> [Aim of the exercise]
The answer must consist of every line below containing "title".
┏━━
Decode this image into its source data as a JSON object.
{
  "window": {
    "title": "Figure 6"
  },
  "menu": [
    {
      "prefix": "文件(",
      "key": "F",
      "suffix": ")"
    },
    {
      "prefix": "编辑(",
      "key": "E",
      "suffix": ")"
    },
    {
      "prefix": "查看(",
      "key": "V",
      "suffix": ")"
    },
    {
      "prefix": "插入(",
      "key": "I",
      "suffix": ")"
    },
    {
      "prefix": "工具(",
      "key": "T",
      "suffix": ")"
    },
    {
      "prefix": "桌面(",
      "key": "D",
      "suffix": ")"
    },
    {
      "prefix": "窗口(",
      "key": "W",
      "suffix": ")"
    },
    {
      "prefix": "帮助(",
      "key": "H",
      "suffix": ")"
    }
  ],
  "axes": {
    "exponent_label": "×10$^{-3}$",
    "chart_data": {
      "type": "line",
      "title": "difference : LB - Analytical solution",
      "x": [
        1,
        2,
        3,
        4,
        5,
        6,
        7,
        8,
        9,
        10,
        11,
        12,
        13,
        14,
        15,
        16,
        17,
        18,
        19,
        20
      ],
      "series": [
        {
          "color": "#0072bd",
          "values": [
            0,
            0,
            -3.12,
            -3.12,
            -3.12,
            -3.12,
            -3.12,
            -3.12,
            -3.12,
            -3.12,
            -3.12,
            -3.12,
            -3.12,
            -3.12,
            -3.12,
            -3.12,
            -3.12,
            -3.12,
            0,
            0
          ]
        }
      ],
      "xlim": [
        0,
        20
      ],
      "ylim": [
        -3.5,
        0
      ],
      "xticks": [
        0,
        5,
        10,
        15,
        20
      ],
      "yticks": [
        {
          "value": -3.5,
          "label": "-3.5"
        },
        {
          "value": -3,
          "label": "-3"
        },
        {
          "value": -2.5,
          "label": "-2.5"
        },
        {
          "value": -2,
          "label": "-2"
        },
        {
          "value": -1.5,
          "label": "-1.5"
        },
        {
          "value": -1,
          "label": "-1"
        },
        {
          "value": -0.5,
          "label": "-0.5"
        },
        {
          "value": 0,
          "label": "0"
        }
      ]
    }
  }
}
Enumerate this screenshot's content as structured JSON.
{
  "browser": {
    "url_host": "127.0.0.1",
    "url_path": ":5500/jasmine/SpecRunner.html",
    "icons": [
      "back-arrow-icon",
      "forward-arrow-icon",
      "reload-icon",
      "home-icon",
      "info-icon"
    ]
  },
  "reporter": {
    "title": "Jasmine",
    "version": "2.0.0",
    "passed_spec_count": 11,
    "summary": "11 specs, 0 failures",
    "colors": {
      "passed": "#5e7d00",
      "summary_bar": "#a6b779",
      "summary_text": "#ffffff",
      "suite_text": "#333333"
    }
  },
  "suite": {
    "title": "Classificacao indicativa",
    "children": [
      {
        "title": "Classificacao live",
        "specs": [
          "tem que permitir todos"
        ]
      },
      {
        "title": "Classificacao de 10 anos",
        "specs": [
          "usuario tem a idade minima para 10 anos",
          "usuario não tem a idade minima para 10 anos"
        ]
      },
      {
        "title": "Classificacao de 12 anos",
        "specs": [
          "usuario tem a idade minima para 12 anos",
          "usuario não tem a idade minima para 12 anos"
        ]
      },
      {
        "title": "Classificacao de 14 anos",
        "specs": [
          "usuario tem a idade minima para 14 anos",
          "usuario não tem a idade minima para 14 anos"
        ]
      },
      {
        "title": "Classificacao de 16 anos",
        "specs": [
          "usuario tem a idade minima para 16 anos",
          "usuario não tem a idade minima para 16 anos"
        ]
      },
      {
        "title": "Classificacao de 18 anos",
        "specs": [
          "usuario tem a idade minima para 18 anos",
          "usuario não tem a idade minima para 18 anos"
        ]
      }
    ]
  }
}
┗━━
> [Answer for the task]
    "title": "Figure 6"
      "title": "difference : LB - Analytical solution",
    "title": "Jasmine",
    "title": "Classificacao indicativa",
        "title": "Classificacao live",
        "title": "Classificacao de 10 anos",
        "title": "Classificacao de 12 anos",
        "title": "Classificacao de 14 anos",
        "title": "Classificacao de 16 anos",
        "title": "Classificacao de 18 anos",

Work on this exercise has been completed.